** Problem description **
Here the job is to copy the data exactly and to exclude every image from it.

--- Recorded information ---

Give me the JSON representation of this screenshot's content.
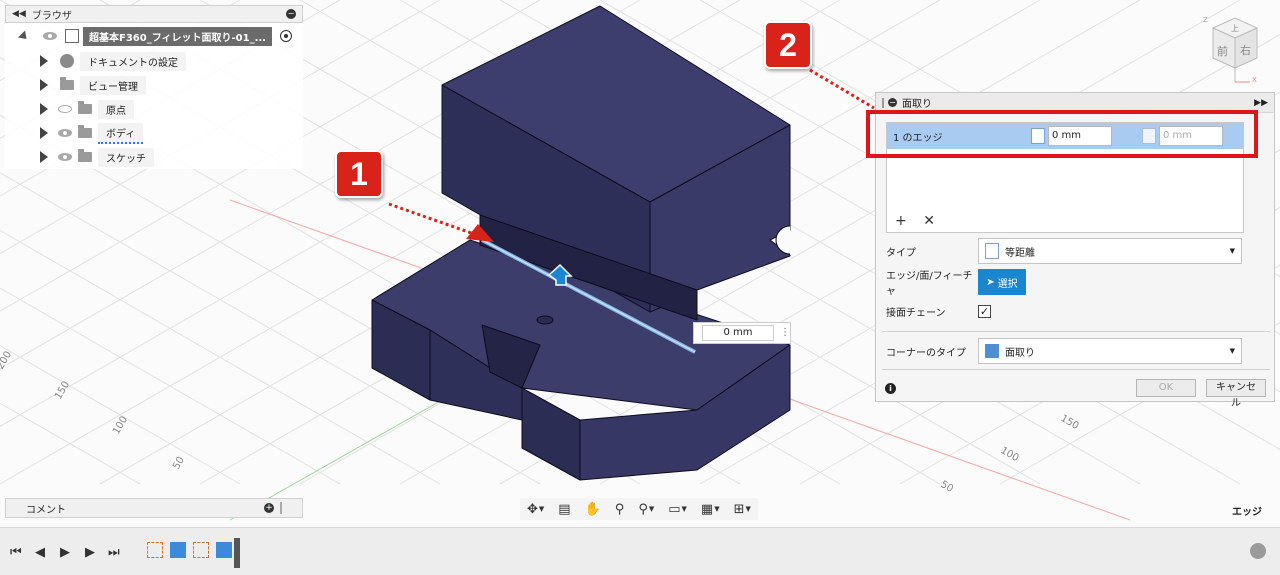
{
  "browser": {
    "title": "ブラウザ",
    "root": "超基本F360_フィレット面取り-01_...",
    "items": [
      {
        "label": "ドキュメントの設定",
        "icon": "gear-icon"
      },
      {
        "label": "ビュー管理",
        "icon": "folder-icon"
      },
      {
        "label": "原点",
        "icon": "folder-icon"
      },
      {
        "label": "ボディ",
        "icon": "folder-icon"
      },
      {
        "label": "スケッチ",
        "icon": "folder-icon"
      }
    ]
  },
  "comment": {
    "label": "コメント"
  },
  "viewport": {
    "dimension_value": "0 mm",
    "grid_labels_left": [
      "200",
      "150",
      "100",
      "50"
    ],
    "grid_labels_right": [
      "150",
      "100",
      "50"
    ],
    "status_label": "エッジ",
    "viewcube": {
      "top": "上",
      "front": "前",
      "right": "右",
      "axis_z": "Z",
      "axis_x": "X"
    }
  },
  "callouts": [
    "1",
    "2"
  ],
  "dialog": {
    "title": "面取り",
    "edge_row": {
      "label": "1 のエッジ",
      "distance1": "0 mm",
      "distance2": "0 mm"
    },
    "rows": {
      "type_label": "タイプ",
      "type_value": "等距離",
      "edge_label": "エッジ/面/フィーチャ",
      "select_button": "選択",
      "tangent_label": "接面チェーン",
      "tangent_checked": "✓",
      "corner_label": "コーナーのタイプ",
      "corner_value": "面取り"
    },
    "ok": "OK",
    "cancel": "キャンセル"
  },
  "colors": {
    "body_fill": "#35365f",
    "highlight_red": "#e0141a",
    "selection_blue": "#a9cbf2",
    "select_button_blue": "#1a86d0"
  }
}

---

** Expected output **
Give me the JSON representation of this screenshot's content.
{
  "browser": {
    "title": "ブラウザ",
    "root": "超基本F360_フィレット面取り-01_...",
    "items": [
      {
        "label": "ドキュメントの設定",
        "icon": "gear-icon"
      },
      {
        "label": "ビュー管理",
        "icon": "folder-icon"
      },
      {
        "label": "原点",
        "icon": "folder-icon"
      },
      {
        "label": "ボディ",
        "icon": "folder-icon"
      },
      {
        "label": "スケッチ",
        "icon": "folder-icon"
      }
    ]
  },
  "comment": {
    "label": "コメント"
  },
  "viewport": {
    "dimension_value": "0 mm",
    "grid_labels_left": [
      "200",
      "150",
      "100",
      "50"
    ],
    "grid_labels_right": [
      "150",
      "100",
      "50"
    ],
    "status_label": "エッジ",
    "viewcube": {
      "top": "上",
      "front": "前",
      "right": "右",
      "axis_z": "Z",
      "axis_x": "X"
    }
  },
  "callouts": [
    "1",
    "2"
  ],
  "dialog": {
    "title": "面取り",
    "edge_row": {
      "label": "1 のエッジ",
      "distance1": "0 mm",
      "distance2": "0 mm"
    },
    "rows": {
      "type_label": "タイプ",
      "type_value": "等距離",
      "edge_label": "エッジ/面/フィーチャ",
      "select_button": "選択",
      "tangent_label": "接面チェーン",
      "tangent_checked": "✓",
      "corner_label": "コーナーのタイプ",
      "corner_value": "面取り"
    },
    "ok": "OK",
    "cancel": "キャンセル"
  },
  "colors": {
    "body_fill": "#35365f",
    "highlight_red": "#e0141a",
    "selection_blue": "#a9cbf2",
    "select_button_blue": "#1a86d0"
  }
}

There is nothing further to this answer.